Why was I there, sitting out in a foreign ocean with a board beneath me, distinctly uncomfortable and uncertain in myself? At that time, I still didn’t quite know — but now, I look back on that shivering, fearful being and knew that was exactly why. Humans do not grow from the things we already know and inherently trust. The biggest growth, and the fastest and most efficient growth, comes from venturing into unknown territory. We expand to fit this new space almost automatically, to fill to vacuum that we created for ourselves.
It’s fascinating how we can assume any role with ease, once we’re able to quiet the voice in our head that tells us we can’t. Now, it’s easy for me to see that I was thirsty for that push into something big, but I didn’t know where to look.
So, I looked towards the ocean.
The rest of our morning on the water would prove to be trial after trial after trial. I was thrown off my board and found myself churning in the fated washing machine several times. I took oncoming waves at the side and swallowed so much seawater that I was worried I would be poisoned by the salinity. I may have faced death — or faced god — several times that day, and it took the support of my surfing brothers and sisters (or perhaps a deep and abiding desire not to be embarrassed by quitting) to keep me coming paddling back out to the line-up. In fact, I did not stand up this day, or the next day. However, the third morning I took an intentional knee-ride all the way to the show, and almost instantaneously, I was hooked on that feeling. From that point on, dedication cam easily.
Now there are few things I can conceive of facing with such trepidation, from family to business and all those nooks and crannies in between. I no longer entertain fear, because I surfed.
— and if I can surf, I can truly do anything.
Article by Rachel ‘Rosie’ Young

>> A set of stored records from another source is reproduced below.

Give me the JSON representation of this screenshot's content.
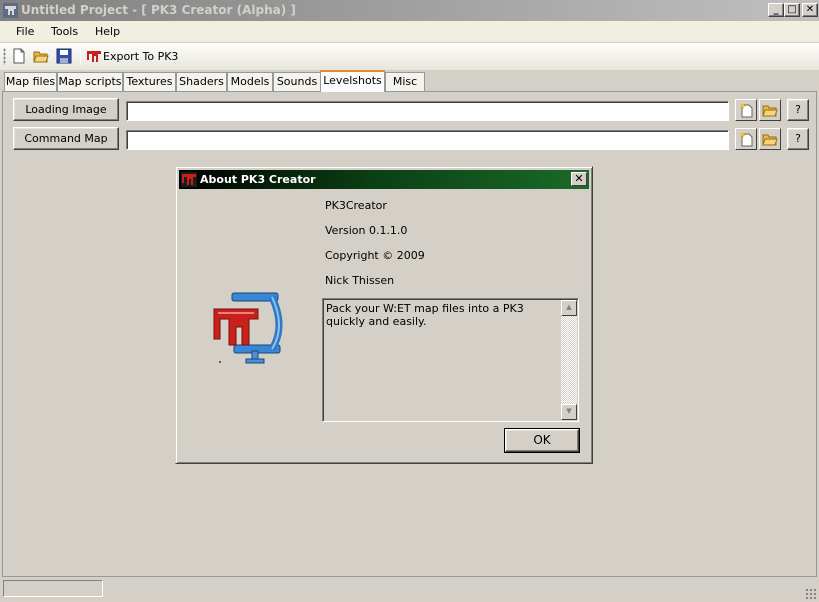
{
  "window": {
    "title": "Untitled Project - [ PK3 Creator (Alpha) ]",
    "controls": {
      "minimize": "_",
      "maximize": "□",
      "close": "✕"
    }
  },
  "menu": {
    "items": [
      "File",
      "Tools",
      "Help"
    ]
  },
  "toolbar": {
    "export_label": "Export To PK3",
    "icons": [
      "new-file-icon",
      "open-folder-icon",
      "save-icon",
      "pk3-logo-icon"
    ]
  },
  "tabs": {
    "items": [
      "Map files",
      "Map scripts",
      "Textures",
      "Shaders",
      "Models",
      "Sounds",
      "Levelshots",
      "Misc"
    ],
    "active": "Levelshots"
  },
  "levelshots": {
    "loading_image": {
      "button": "Loading Image",
      "value": "",
      "help": "?"
    },
    "command_map": {
      "button": "Command Map",
      "value": "",
      "help": "?"
    }
  },
  "about": {
    "title": "About PK3 Creator",
    "close": "✕",
    "product": "PK3Creator",
    "version": "Version 0.1.1.0",
    "copyright": "Copyright ©  2009",
    "author": "Nick Thissen",
    "description": "Pack your W:ET map files into a PK3 quickly and easily.",
    "ok_label": "OK"
  },
  "status": {
    "text": ""
  },
  "colors": {
    "accent_tab": "#e68b2c",
    "dialog_title_start": "#000000",
    "dialog_title_end": "#1b6b28",
    "logo_red": "#c8211c",
    "clamp_blue": "#2f78c4"
  }
}
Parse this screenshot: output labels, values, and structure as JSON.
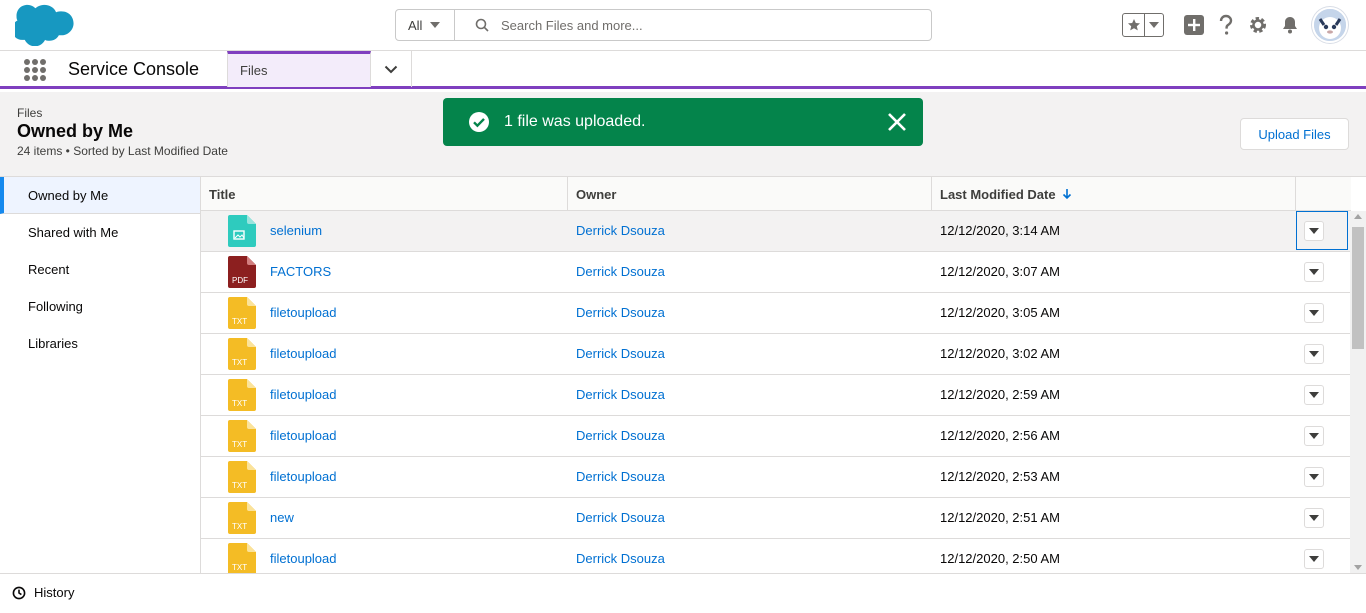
{
  "global_header": {
    "search_scope": "All",
    "search_placeholder": "Search Files and more..."
  },
  "app_nav": {
    "app_name": "Service Console",
    "tabs": [
      {
        "label": "Files"
      }
    ]
  },
  "page_header": {
    "object_label": "Files",
    "title": "Owned by Me",
    "meta": "24 items • Sorted by Last Modified Date",
    "upload_button": "Upload Files"
  },
  "toast": {
    "message": "1 file was uploaded.",
    "color": "#04844b"
  },
  "sidebar": {
    "items": [
      {
        "label": "Owned by Me",
        "active": true
      },
      {
        "label": "Shared with Me"
      },
      {
        "label": "Recent"
      },
      {
        "label": "Following"
      },
      {
        "label": "Libraries"
      }
    ]
  },
  "table": {
    "columns": [
      "Title",
      "Owner",
      "Last Modified Date",
      ""
    ],
    "sort_indicator": "arrow-down-icon",
    "rows": [
      {
        "title": "selenium",
        "type": "image",
        "owner": "Derrick Dsouza",
        "modified": "12/12/2020, 3:14 AM",
        "selected": true
      },
      {
        "title": "FACTORS",
        "type": "pdf",
        "owner": "Derrick Dsouza",
        "modified": "12/12/2020, 3:07 AM"
      },
      {
        "title": "filetoupload",
        "type": "txt",
        "owner": "Derrick Dsouza",
        "modified": "12/12/2020, 3:05 AM"
      },
      {
        "title": "filetoupload",
        "type": "txt",
        "owner": "Derrick Dsouza",
        "modified": "12/12/2020, 3:02 AM"
      },
      {
        "title": "filetoupload",
        "type": "txt",
        "owner": "Derrick Dsouza",
        "modified": "12/12/2020, 2:59 AM"
      },
      {
        "title": "filetoupload",
        "type": "txt",
        "owner": "Derrick Dsouza",
        "modified": "12/12/2020, 2:56 AM"
      },
      {
        "title": "filetoupload",
        "type": "txt",
        "owner": "Derrick Dsouza",
        "modified": "12/12/2020, 2:53 AM"
      },
      {
        "title": "new",
        "type": "txt",
        "owner": "Derrick Dsouza",
        "modified": "12/12/2020, 2:51 AM"
      },
      {
        "title": "filetoupload",
        "type": "txt",
        "owner": "Derrick Dsouza",
        "modified": "12/12/2020, 2:50 AM"
      }
    ],
    "file_icon_labels": {
      "pdf": "PDF",
      "txt": "TXT"
    }
  },
  "utility_bar": {
    "history_label": "History"
  },
  "colors": {
    "brand": "#1798c1",
    "link": "#0070d2",
    "nav_accent": "#7f3fbf",
    "pdf": "#8c1f1f",
    "txt": "#f4bc25",
    "image": "#2ecbbe"
  }
}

Rachel ‘Rosie’ Young is a writer and yoga teacher who explores the globe as a digital nomad. A former public relations executive for several Fortune 500 Companies, she now shares her philanthropic messages and yogic teaching via online journalism and directly to remote communities across Central and South America. She encourages her readers and students to blast through personal limitations and live life to their fullest. Rosie’s can be found on www.swellwomen.com for everything wellness/travel and www.therachellaurenyoung.com for her prose and articles. Follow Rosie’s adventures on Instagram.